Goldy Hyder is president and CEO of the Business Council of Canada, representing 150 leading companies. The Council’s recently launched Task Force on Canada’s Economic Future invited Canadians’ views at www.itsaboutcanada.ca
Canada wasn’t born, it was built. For many Canadians, unity didn’t come along the road to revolution, but along a railway. History reminds us of these lessons, and yet many Canadian leaders don’t consider themselves to be nation-builders in a literal sense.
Canada will always be a work in progress, an unfinished masterpiece. All around us, we see signs of rapidly aging national infrastructure – including social infrastructure – and we recognize that the cause and consequences are serious.
To be clear, this is not just about stalled but urgently needed oil and gas pipelines – though they are certainly symptoms of the problem. The issue is that our desire to critique now exceeds our desire to create. This is the crisis that now confronts our country.
There are serious challenges on the horizon, and each requires us to make choices about the kind of country we want to leave to our children and grandchildren – choices about the economy, environment, education, innovation and immigration.
For too long, we’ve avoided making the truly hard choices. We’ve instead chosen to study the problems, and then, for good measure, studied them again. We suffer from analysis paralysis. The only thing created is the illusion of action.
The absence of nation-building isn’t attributable to a lack of plans. Every government, and countless private-sector entities, have libraries full of plans, and many of them have “2020” in their titles. Well, 2020 is now just eight months away.
The absence of nation-building is due to a lack of political will. That’s not a partisan comment, as every party finds itself in the same position. It’s a systemic problem, in that politicians are no longer capable of exercising their political authority.
Today, any voter can talk, text or exchange tweets with anyone else – including decision-makers. This has shifted power from institutions to individuals, even on questions where the broader public interest should supersede personal preferences.
The procedural obstacles we’ve put in place make it possible for a handful of individuals to hold up initiatives endorsed by most Canadians. Important projects, programs and policies can be delayed until supporters give up and move on.
To be sure, there are times when small groups of people bring forward genuine and legitimate concerns that must be addressed. When this happens, we should pause to consider good-faith arguments advanced on their merits.
Yet, the political pendulum has swung too far to one extreme. For the good of the country, it must swing back to a point where reasonable and rational compromises between institutions and individuals can occur – or be imposed and enforced.
Does this mean that some people won’t get their way? Absolutely. Does this mean that every idea should be acted upon? Absolutely not. There will be winners and losers, and while that might seem unfair, it is how things work in the real world.

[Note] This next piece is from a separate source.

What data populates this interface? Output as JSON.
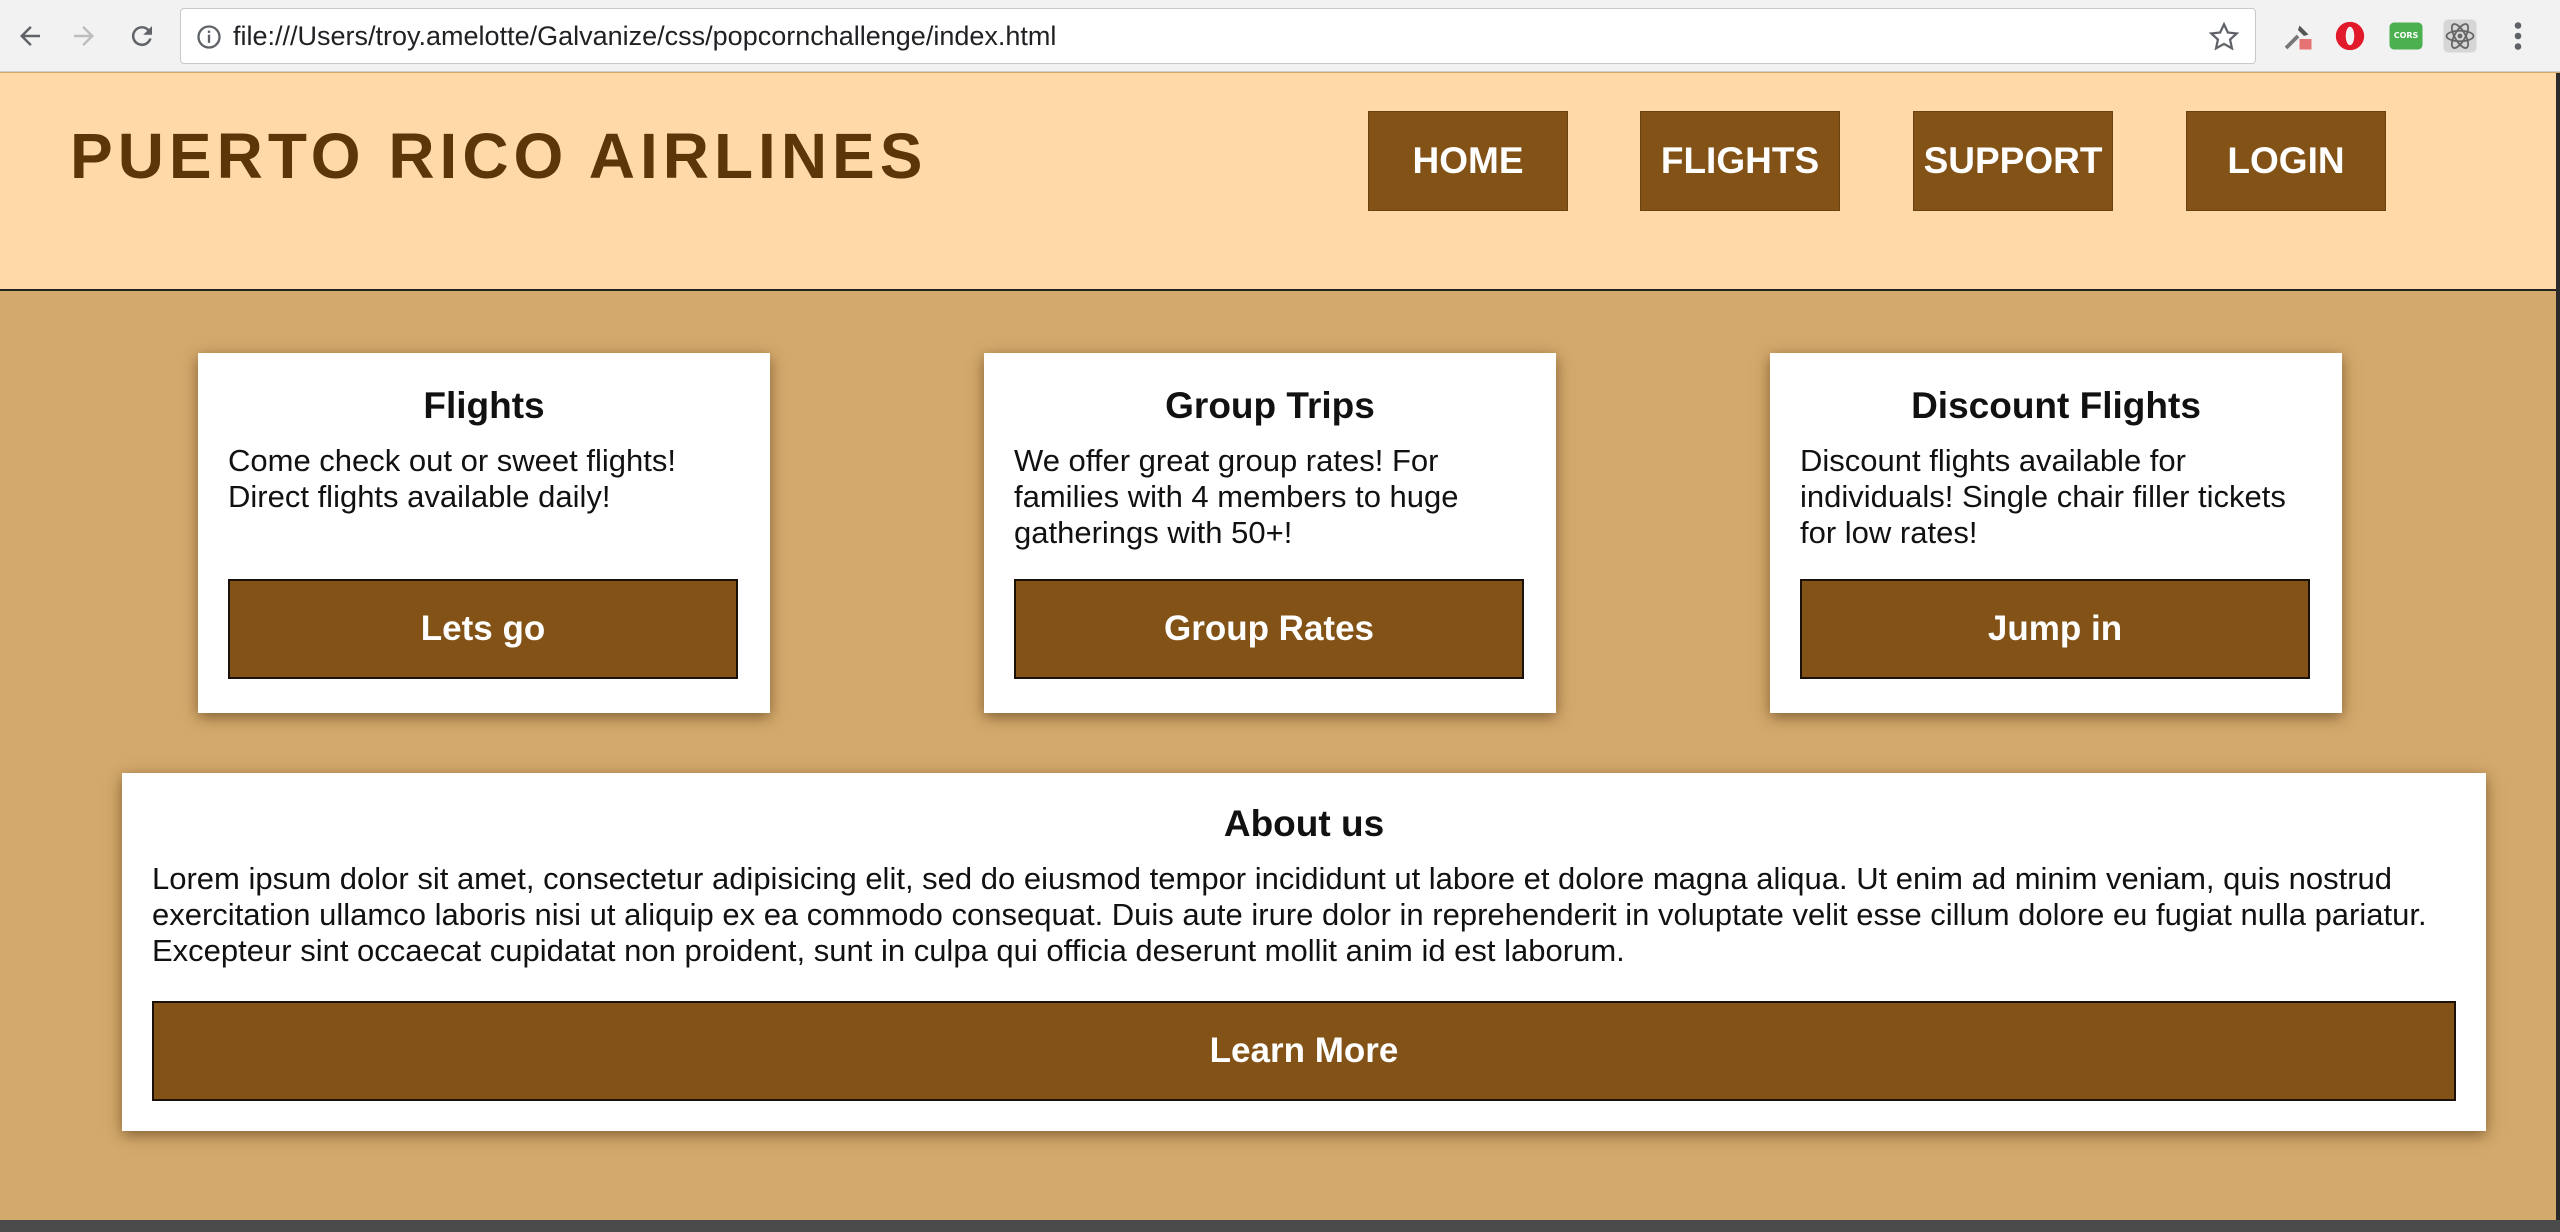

Team Canada is competing in the toughest division of the global league – the Group of 20. In the international economic arena, countries aren’t awarded points for participation, and not everyone gets to hoist the cup.
We’re in the playoffs now and – like the Tampa Bay Lightning and Calgary Flames – Canada can’t assume that its past performance will guarantee us a spot in the next round. China, India, Russia, Brazil and others want to knock us out.
As in hockey, we need all of our stars working as one team to put points on the board. This includes not only the public and private sectors, but also provincial premiers and prime ministers. We don’t have the time for drama in our locker room.
We must work together to build the infrastructure required to take full advantage of the preferential access we have secured in recent trade agreements. We need innovation and immigration strategies to help build the economy of the future.
Canada achieved its standing in the world through hard work, and yet it looks as though we’ve put down our shovel to take a break. Canadians need to hold our leaders to account. We must demand that our national leaders become nation-builders again.